**Work to be completed**
Everything in the records must be copied exactly except the pictures.
-------------------------
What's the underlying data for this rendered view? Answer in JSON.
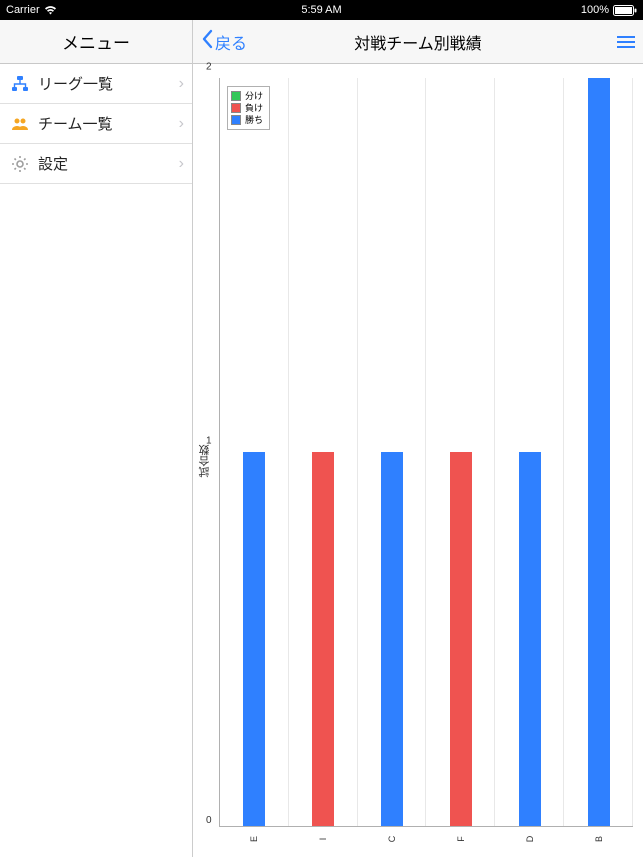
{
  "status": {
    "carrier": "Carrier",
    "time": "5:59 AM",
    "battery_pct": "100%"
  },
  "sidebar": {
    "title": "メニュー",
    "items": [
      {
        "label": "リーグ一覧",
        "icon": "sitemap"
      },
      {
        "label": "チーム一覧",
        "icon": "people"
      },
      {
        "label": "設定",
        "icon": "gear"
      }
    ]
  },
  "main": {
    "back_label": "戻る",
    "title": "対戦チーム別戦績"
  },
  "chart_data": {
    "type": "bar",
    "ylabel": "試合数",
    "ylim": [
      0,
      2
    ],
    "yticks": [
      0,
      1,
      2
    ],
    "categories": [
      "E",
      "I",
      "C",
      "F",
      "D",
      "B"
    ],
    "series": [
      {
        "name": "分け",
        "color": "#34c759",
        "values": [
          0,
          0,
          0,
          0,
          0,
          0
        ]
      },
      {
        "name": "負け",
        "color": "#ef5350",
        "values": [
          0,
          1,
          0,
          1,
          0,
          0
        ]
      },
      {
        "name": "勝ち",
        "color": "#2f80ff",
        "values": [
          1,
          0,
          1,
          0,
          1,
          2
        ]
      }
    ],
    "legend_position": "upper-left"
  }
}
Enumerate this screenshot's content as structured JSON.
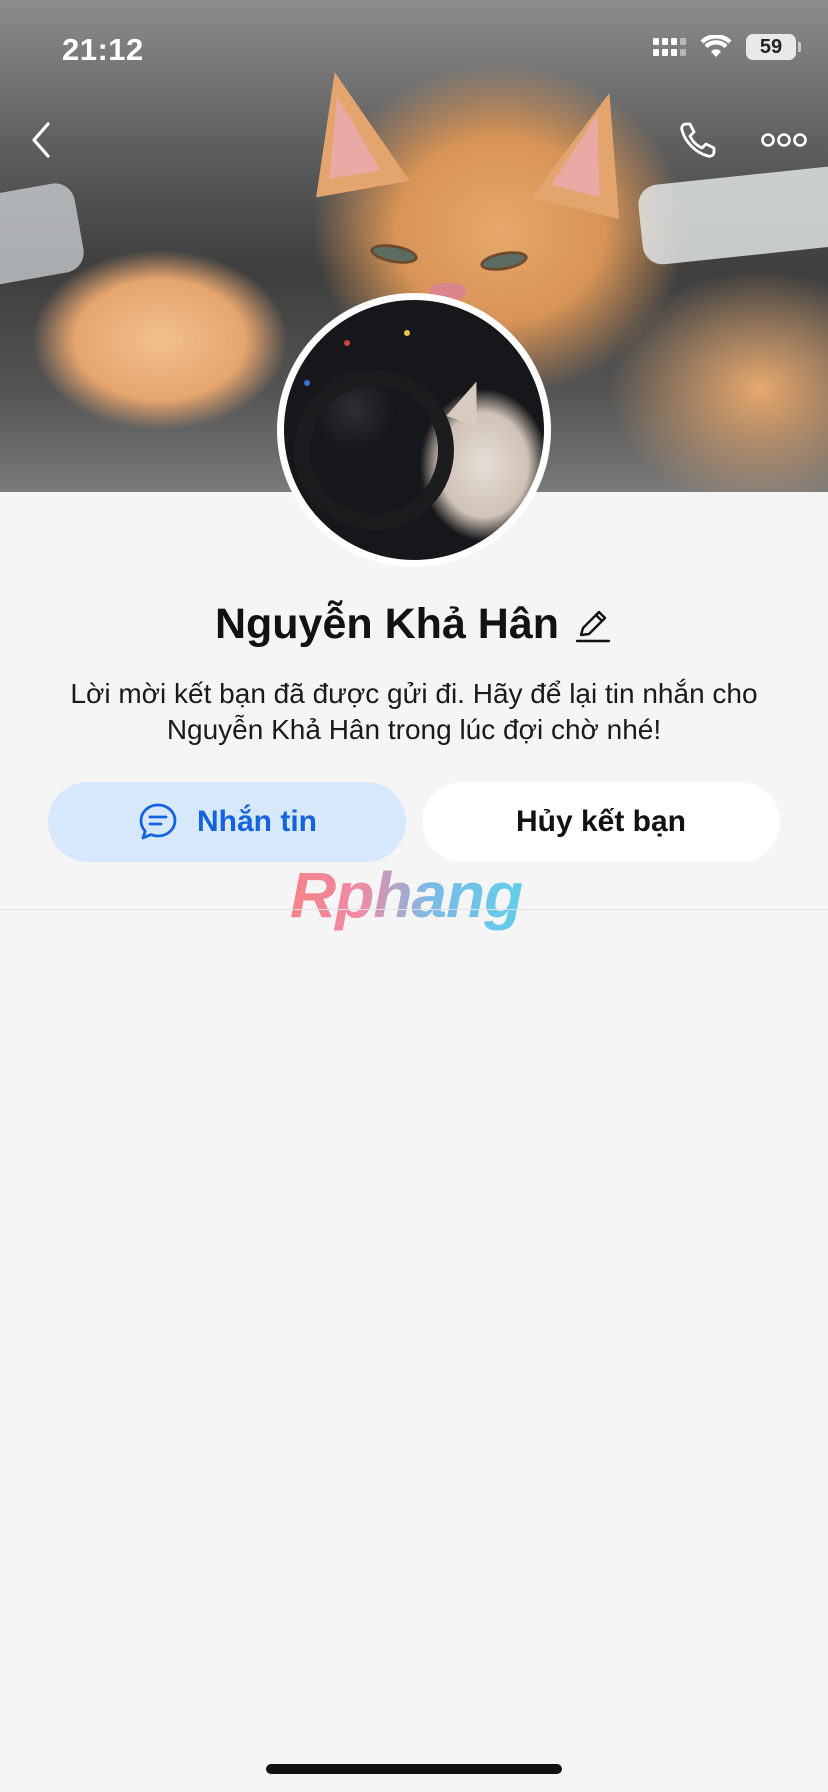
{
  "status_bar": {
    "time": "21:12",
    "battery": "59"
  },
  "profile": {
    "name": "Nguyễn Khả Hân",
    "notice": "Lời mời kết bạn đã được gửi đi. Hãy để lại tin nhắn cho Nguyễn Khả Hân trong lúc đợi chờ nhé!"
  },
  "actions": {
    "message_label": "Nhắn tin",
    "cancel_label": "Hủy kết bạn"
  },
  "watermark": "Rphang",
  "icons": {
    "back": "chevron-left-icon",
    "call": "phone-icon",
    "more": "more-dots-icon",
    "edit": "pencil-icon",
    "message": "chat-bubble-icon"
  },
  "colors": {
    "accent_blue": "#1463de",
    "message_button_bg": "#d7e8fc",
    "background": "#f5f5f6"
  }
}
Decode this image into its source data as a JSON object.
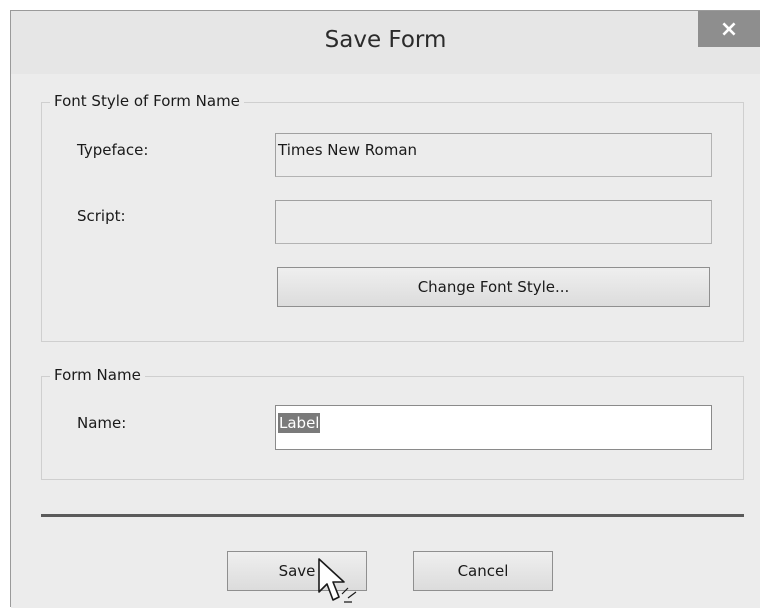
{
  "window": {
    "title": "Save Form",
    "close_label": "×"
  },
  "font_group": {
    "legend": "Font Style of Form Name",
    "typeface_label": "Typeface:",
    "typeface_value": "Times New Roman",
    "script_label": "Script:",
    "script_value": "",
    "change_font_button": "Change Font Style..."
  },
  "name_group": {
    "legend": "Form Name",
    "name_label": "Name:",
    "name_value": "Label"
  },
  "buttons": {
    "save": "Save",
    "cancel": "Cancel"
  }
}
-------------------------
**Written response**
What's the underlying data for this rendered view? Answer in JSON.
{
  "status": {
    "carrier": "Carrier",
    "time": "5:59 AM",
    "battery_pct": "100%"
  },
  "sidebar": {
    "title": "メニュー",
    "items": [
      {
        "label": "リーグ一覧",
        "icon": "sitemap"
      },
      {
        "label": "チーム一覧",
        "icon": "people"
      },
      {
        "label": "設定",
        "icon": "gear"
      }
    ]
  },
  "main": {
    "back_label": "戻る",
    "title": "対戦チーム別戦績"
  },
  "chart_data": {
    "type": "bar",
    "ylabel": "試合数",
    "ylim": [
      0,
      2
    ],
    "yticks": [
      0,
      1,
      2
    ],
    "categories": [
      "E",
      "I",
      "C",
      "F",
      "D",
      "B"
    ],
    "series": [
      {
        "name": "分け",
        "color": "#34c759",
        "values": [
          0,
          0,
          0,
          0,
          0,
          0
        ]
      },
      {
        "name": "負け",
        "color": "#ef5350",
        "values": [
          0,
          1,
          0,
          1,
          0,
          0
        ]
      },
      {
        "name": "勝ち",
        "color": "#2f80ff",
        "values": [
          1,
          0,
          1,
          0,
          1,
          2
        ]
      }
    ],
    "legend_position": "upper-left"
  }
}
Enumerate this screenshot's content as structured JSON.
{
  "status_bar": {
    "time": "21:12",
    "battery": "59"
  },
  "profile": {
    "name": "Nguyễn Khả Hân",
    "notice": "Lời mời kết bạn đã được gửi đi. Hãy để lại tin nhắn cho Nguyễn Khả Hân trong lúc đợi chờ nhé!"
  },
  "actions": {
    "message_label": "Nhắn tin",
    "cancel_label": "Hủy kết bạn"
  },
  "watermark": "Rphang",
  "icons": {
    "back": "chevron-left-icon",
    "call": "phone-icon",
    "more": "more-dots-icon",
    "edit": "pencil-icon",
    "message": "chat-bubble-icon"
  },
  "colors": {
    "accent_blue": "#1463de",
    "message_button_bg": "#d7e8fc",
    "background": "#f5f5f6"
  }
}
Decode this image into its source data as a JSON object.
{
  "window": {
    "title": "Save Form",
    "close_label": "×"
  },
  "font_group": {
    "legend": "Font Style of Form Name",
    "typeface_label": "Typeface:",
    "typeface_value": "Times New Roman",
    "script_label": "Script:",
    "script_value": "",
    "change_font_button": "Change Font Style..."
  },
  "name_group": {
    "legend": "Form Name",
    "name_label": "Name:",
    "name_value": "Label"
  },
  "buttons": {
    "save": "Save",
    "cancel": "Cancel"
  }
}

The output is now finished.